Today marks three months since Congolese authorities detained Parfait Muhani, a 31-year-old pro-democracy activist, in Goma, eastern Democratic Republic of Congo, following a complaint brought by a foundation established by the wife of Congo’s president, Felix Tshisekedi.
Muhani, a member of the citizens’ movement Struggle for Change (Lutte pour le Changement, or Lucha), faces the death penalty on charges of “criminal association” for allegedly “having formed an association with the aim of discrediting people and properties,” and criminal defamation for posting a tweet denouncing embezzlement allegedly involving some of the foundation’s staff. The trial is expected to begin later this month. Congo’s death penalty has not been carried out in two decades, but Muhani could still get a life sentence.
The showdown between the Denise Nyakeru Tshisekedi Foundation, founded by First Lady Denise Nyakeru Tshisekedi, and Congolese activists began in June, when Lucha alleged that local authorities in North Kivu’s Rutshuru territory and some of the foundation’s staff had misappropriated goods intended for people displaced by the Nyiragongo volcanic eruption. While an official from Rutshuru and his associate were prosecuted and convicted, the foundation was not investigated.
Instead, the foundation filed a complaint against Lucha members, and the authorities arrested Muhani in Goma on July 6. On August 22, the authorities arrested another Lucha activist, Ghislain Muhiwa, 31, during his wedding celebrations. And an arrest warrant has been issued against a third Lucha member, Espoir Ngalukiye.

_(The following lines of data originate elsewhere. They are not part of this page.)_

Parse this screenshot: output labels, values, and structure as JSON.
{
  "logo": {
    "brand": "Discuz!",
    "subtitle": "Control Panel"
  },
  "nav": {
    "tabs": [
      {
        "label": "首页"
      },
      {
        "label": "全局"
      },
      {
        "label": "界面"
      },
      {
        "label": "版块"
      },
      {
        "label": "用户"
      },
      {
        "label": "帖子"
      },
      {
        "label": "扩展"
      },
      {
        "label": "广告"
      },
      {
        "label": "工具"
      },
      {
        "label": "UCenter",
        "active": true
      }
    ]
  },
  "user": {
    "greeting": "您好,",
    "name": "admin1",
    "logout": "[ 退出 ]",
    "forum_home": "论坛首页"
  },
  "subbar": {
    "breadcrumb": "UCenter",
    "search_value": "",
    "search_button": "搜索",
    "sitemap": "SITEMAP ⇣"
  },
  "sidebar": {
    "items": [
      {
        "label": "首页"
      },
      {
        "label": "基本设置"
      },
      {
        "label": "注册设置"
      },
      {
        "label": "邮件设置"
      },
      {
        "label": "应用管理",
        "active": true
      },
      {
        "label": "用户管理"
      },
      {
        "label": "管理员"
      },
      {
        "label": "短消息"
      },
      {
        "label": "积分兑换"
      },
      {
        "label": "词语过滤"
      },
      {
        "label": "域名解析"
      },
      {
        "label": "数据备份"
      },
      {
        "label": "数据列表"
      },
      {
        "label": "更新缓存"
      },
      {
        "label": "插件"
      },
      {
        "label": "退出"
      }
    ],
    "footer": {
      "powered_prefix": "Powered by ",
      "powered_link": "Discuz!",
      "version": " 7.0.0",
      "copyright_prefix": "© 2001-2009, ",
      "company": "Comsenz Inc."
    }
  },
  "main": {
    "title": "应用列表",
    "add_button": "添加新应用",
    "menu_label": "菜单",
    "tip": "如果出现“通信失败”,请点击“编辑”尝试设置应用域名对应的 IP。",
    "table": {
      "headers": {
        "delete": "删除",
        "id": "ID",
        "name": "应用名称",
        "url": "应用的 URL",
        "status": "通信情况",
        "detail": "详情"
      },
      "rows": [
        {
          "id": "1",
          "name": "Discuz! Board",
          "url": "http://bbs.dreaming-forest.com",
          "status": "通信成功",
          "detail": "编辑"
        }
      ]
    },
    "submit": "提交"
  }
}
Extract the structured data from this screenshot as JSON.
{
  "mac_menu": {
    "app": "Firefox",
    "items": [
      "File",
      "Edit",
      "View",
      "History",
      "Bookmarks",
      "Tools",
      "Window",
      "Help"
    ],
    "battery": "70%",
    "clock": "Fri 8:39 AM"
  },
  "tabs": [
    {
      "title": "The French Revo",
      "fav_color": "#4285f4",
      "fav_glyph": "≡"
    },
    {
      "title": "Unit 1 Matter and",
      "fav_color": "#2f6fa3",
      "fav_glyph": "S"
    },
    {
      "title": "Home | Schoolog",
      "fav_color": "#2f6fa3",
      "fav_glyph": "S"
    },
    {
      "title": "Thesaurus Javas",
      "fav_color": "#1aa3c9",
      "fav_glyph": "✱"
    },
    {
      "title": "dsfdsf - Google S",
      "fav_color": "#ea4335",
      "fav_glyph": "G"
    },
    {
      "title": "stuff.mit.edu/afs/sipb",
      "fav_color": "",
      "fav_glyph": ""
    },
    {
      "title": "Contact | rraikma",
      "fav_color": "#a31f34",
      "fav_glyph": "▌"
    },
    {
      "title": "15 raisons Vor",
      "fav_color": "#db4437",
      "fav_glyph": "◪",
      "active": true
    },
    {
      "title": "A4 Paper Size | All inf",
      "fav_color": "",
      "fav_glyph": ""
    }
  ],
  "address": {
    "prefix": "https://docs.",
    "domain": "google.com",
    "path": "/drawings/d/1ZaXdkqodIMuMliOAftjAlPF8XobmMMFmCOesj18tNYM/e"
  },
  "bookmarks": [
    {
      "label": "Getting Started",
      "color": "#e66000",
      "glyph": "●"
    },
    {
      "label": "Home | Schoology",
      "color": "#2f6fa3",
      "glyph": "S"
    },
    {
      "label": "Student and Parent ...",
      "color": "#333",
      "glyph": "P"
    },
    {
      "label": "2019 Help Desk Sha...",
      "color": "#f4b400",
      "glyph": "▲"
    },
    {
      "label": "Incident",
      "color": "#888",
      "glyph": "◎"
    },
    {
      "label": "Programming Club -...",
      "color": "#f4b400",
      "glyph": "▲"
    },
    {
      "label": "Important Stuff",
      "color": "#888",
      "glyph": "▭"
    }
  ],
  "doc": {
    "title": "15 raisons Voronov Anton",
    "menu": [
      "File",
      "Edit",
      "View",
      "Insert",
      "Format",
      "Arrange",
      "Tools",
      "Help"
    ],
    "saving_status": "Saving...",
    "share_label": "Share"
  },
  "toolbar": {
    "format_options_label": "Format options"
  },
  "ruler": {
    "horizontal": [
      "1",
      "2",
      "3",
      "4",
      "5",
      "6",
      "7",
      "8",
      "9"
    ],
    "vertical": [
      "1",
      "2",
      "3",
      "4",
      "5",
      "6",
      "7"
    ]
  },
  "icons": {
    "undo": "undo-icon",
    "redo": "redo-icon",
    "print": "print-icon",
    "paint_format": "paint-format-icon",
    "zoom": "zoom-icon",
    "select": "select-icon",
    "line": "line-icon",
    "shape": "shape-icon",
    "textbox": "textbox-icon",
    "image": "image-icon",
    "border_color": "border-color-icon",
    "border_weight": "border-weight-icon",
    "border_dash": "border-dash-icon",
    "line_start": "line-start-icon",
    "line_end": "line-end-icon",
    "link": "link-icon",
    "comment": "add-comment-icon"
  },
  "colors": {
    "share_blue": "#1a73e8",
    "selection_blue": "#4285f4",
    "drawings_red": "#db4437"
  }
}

“We thought that the judiciary was [also] going to investigate those responsible [at the foundation] for the [alleged] misappropriations,” Muhiwa told us. “But it turned out differently.”
Because martial law is currently in force in North Kivu, Muhani and Muhiwa will be tried before a military court, contrary to the African Commission on Human and Peoples’ Rights, which says civilians should never face military trial.
Muhani and Muhiwa were previously targeted for their activism. Both were detained for months in 2016 and 2018 at Goma’s prison for peacefully protesting then-President Joseph Kabila’s staying in office beyond the two-term limit.
Over the past year, Human Rights Watch has documented dozens of cases involving state agents and security forces targeting activists critical of the government, including other Lucha members and whistleblowers.
Prosecutors in Congo should stop responding to allegations of corruption by prosecuting those making the claims. Rather than targeting the messengers, the authorities should investigate Lucha’s allegations into misappropriation of aid and take appropriate action.